The middle class is angry. The petrol price has been hiked by Rs 7.50 per litre. It will affect all those who own cars and the number of car-owners in this country now runs into hundreds of millions. This is often cited as a fact of pride by those moronic defenders of the market economy. The car manufacturers would perhaps want a petrol subsidy so that they can sell more cars. This is called a subsidy which no one talks about even as they protest against subsidies to the farmers.
What is interesting is that political parties are protesting against the petrol price hike. The communists, Mamata the populist, the DMK, the AIADMK and the BJP. There is some justification for the BJP because it is a party of the greedy middle class, and which is one of the reasons that the BJP will never become a national party. The middle is just one-third of the population, which is a great figure in absolute numbers. The population of the Indian middle class equals that of the population of the entire United States and a great part of the European Union. Of course, the ordinary middle class person in the US and in Europe might be slightly better than the standard of living of the average middle class family in India. But the infrastructure in those countries is certainly different and better. For the ordinary Indian middle class family the car is more than a status symbol. In the absence of decent public transport, public education, the middle class forced to live in far-flung suburbs and commuting from one end of a sprawling city to another for work and for children's schools and colleges, the car becomes a necessary burden.
But the middle class which resents subsidies to the poor wants subsidies for itself. That is the irony.
Now, let's look at the government and at the oil marketing companies. The government on the one hand says that petrol price has been deregulated -- it was, in 2002 -- but it does not allow the public sector oil marketing companies to manage the price on their own. The oil companies were not allowed to raise the price and by the time the consent is given, the proportional hike rises sharply and hugely. Secondly, the oil companies must raise and bring down the petrol price according to market fluctuation. This would lend a certain transparency to the whole process. The oil companies would argue that they are forced to pay quite a high rate of excise duty and it is for this reason that they have to raise the prices so much. Not a good argument enough. The oil companies are not honest enough in their petroleum pricing policy.
CPI-M's Sitaram Yechury argues that the costs of refinement of crude in India are much less than those in Gulf and in Western countries, and that the government is using the petrol prices to fill up its own kitty. This suspicion would be dispelled only if the government takes its hands off the oil marketing companies, so that the oil companies can manage their operations much better and respond to the market demands.
This is not however a calamitous situation. The government and the political class are getting embroiled in a controversy which has nothing to do with them. If the petrol prices are kept too high for too long the demand will go down and along with it sales.

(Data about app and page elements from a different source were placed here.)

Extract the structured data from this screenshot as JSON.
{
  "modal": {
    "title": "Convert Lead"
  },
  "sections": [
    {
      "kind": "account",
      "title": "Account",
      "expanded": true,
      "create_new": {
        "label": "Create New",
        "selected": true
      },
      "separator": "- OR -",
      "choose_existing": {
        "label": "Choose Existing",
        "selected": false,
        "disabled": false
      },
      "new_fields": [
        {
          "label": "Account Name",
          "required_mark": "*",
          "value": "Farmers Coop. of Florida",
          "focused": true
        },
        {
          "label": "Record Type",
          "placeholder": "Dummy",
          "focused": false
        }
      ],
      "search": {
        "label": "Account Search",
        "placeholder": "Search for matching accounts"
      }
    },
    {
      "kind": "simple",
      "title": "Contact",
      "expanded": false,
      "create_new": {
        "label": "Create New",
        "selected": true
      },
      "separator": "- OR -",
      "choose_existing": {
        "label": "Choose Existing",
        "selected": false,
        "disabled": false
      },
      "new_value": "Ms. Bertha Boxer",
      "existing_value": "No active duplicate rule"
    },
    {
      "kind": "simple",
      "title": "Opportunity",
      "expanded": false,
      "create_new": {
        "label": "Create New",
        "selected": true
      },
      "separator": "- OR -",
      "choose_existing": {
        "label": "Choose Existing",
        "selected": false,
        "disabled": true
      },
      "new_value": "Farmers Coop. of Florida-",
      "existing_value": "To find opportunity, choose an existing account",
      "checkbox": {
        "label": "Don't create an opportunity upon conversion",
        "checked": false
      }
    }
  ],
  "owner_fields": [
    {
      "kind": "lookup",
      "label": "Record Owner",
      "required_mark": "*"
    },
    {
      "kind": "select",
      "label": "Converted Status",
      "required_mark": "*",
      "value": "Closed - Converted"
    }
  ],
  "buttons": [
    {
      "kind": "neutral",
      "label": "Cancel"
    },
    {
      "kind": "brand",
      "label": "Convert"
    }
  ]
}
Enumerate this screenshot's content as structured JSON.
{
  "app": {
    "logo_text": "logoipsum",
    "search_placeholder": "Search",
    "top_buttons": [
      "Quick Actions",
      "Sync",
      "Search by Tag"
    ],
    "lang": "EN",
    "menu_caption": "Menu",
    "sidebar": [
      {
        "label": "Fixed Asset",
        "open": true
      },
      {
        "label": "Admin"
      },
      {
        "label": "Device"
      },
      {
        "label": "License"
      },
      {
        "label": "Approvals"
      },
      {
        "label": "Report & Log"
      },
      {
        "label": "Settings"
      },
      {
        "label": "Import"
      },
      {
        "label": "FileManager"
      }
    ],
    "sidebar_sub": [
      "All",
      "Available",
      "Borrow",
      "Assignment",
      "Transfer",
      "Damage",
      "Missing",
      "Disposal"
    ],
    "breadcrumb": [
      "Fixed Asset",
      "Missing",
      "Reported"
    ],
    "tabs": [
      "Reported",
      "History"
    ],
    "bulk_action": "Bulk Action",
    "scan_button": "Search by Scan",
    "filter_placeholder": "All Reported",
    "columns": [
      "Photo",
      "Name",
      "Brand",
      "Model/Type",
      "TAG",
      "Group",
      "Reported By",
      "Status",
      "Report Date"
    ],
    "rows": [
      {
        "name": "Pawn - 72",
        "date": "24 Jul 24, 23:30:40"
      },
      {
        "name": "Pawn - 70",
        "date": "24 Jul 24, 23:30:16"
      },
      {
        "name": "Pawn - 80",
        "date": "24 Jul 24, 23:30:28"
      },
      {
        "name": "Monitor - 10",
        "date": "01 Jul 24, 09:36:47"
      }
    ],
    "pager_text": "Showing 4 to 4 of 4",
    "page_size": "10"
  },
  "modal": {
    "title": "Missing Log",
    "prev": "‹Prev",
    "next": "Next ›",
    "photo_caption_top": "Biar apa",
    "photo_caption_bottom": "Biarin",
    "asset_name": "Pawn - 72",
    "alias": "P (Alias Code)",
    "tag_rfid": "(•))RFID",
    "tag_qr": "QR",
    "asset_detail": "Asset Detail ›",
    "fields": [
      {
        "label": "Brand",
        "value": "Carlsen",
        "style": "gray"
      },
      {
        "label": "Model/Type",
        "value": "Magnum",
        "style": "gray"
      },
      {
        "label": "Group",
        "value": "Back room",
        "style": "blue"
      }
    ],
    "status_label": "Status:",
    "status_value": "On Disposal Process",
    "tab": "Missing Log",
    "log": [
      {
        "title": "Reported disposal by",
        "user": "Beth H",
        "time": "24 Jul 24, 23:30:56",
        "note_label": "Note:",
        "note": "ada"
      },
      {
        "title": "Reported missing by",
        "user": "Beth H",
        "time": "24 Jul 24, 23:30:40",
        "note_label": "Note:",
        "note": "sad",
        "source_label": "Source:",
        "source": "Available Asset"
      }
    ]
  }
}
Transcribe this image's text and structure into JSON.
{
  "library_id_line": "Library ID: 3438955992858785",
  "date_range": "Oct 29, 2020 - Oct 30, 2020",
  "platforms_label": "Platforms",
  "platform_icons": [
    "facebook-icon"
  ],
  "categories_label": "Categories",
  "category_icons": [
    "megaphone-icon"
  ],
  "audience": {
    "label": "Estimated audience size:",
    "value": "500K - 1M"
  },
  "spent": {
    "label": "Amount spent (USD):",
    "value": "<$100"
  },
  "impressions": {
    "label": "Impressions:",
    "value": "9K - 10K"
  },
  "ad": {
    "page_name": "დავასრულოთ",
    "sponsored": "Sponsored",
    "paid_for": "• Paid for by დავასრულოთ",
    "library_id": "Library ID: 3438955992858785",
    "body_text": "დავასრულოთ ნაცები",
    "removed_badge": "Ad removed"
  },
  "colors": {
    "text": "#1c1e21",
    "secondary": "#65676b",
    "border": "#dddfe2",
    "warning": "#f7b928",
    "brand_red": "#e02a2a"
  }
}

The oil companies will be forced to tweak the prices suitably to stimulate demand and increase sales and keep the profit margins.
The rupee-dollar exchange rate is again facing a volatile situation. The market maniacs in the government must stop pressing the panic button and let the rupee fall before it recovers. The stupid argument that the rupee is falling because FDI in multi-brand in retail is not being allowed. This is the abysmal intelligence level of free market intellectuals. If the rupee continues to fall, then the country will prune its imports, increase its exports and fall back on domestic savings to stimulate domestic demand. That is the only way to do it. This idiotic starry-eyed belief in the magic of FDI has to stop and economic rationality must be restored.